Keith Floyd was the wine-swilling, wise-cracking, outdoor-cooking pioneer of an entire lineage of cooks that we now know as TV celebrity chefs.
With a flamboyant style and acerbic manner, Floyd was as famous for his bow tie as he was for a glass of red wine in his hand for regular glugs while cooking.
He was a spontaneous, devil-may-care and amusingly irreverent chef, which of course was part the charm that made him so popular. In some of his television episodes, he seemed to have had one too many of those glasses of red, but he never stopped surprising his audience with his fearless adventures and delicious recipes he portrayed on his travels around the world.
Keith was not just one of the best, he was the best television chef.Jamie Oliver
One of Floyd’s most famous desserts was his Mississippi Mud Pie, a recipe that’s hard to find online these days. We still have and old newspaper cutting of the recipe and have made it again and again, always raising a glass to Keith whenever we do.
Mississippi Mud Pie is a soft, smooth and silky chocolate dessert, almost like a chocolate mousse cake but lighter and with more texture, thanks to its biscuit base and marshmallow topping.
In case you’re wondering, it’s called a “Mississippi Mud” Pie because of the hues and layers of brown chocolate that are reminiscent of Mississippi River mud.
It’s one of the easiest and most delicious cakes to make.
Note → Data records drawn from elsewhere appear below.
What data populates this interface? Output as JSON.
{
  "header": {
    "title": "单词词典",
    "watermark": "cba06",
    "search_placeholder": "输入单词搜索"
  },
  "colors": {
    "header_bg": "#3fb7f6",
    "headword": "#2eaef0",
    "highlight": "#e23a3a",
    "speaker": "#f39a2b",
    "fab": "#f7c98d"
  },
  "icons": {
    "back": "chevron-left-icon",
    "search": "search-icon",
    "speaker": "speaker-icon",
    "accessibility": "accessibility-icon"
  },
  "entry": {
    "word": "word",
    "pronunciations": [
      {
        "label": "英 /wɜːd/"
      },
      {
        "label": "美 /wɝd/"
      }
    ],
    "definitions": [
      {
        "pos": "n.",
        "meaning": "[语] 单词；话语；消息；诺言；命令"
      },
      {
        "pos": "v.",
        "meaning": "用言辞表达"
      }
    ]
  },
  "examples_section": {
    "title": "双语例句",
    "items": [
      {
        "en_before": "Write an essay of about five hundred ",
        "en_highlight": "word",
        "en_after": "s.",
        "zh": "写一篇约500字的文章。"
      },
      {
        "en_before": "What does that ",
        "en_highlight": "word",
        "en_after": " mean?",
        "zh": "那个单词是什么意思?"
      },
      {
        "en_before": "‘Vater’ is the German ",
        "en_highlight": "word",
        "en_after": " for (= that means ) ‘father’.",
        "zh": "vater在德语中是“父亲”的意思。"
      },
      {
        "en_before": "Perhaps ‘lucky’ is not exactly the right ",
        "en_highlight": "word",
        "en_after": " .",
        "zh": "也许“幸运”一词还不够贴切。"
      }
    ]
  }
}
Thanks for sharing it with us, Floyd!
Keith Floyd’s Mississippi Mud Pie
- 400 g plain dark chocolate coarsely grated
- 300 g marshmallows the small ones melt quicker
- 200 g digestive biscuits
- 100 g unsalted butter melted
- 3 tbsp milk
- 4 tsp instant coffee granules
- 500 ml thick cream
- 2 tbsp boiling water
- 2 tbsp soft light brown sugar
For the Biscuit Base
- Place biscuits in a plastic bag and crush into fine crumbs with a rolling pin
- Melt butter in a small pan, cool but do not allow to set
- Grate 100g of the chocolate
- Add the melted butter into the biscuit mix and quickly stir in 100g of the grated chocolate
- Grease and line the base and sides of a 22cm springform cake pan
- Press the biscuit mixture over the base and up the sides of the pan and smooth the base with the back of a spoon
- Place in the fridge to chill for 20 minutes
For the Chocolate layer
- Put 200g of the marshmallows into a non-stick pan with the milk, heat gently over a medium to low heat, stirring constantly
- Alternatively, melt the marshmallows in the microwave at 100 percent power for two minutes
- Put aside to cool
- Break up the remaining chocolate and put in a bowl over hot water until melted
- Stir this into the marshmallow mixture
- Set aside
For the Coffee layer
- Dissolve the coffee granules in 2 tbsp boiling water and place into a small non-stick pan together with the remaining marshmallows
- Heat gently and stir constantly until melted
- Set aside to cool
Putting the Pie together
- Whip cream until it just holds its shape
- Stir in sugar
- Lightly whisk three quarters of cream and the cooled chocolate marshmallow mixture together until evenly coloured
- Clean the beaters and lightly whisk the remaining cream and coffee marshmallow mixture together until the colour is even
- Chill both chocolate and coffee cream mixes for 15 minutes
- Spoon chocolate mixture into biscuit base spread out to the edges and smooth the top
- Spoon coffee mixture on top of the chocolate mix and, using a small palette knife swirl the surface
- Chill in the fridge for 4 hours
- Carefully unclip the side of the baking pan and, transfer to a serving plate
The beauty and performance of Emile Henry's iconic pie dish elevates pie baking from plain ordinary to ceramic art, as it insulates and evenly distributes heat during baking.
The result is a feast for both the eyes and the palate.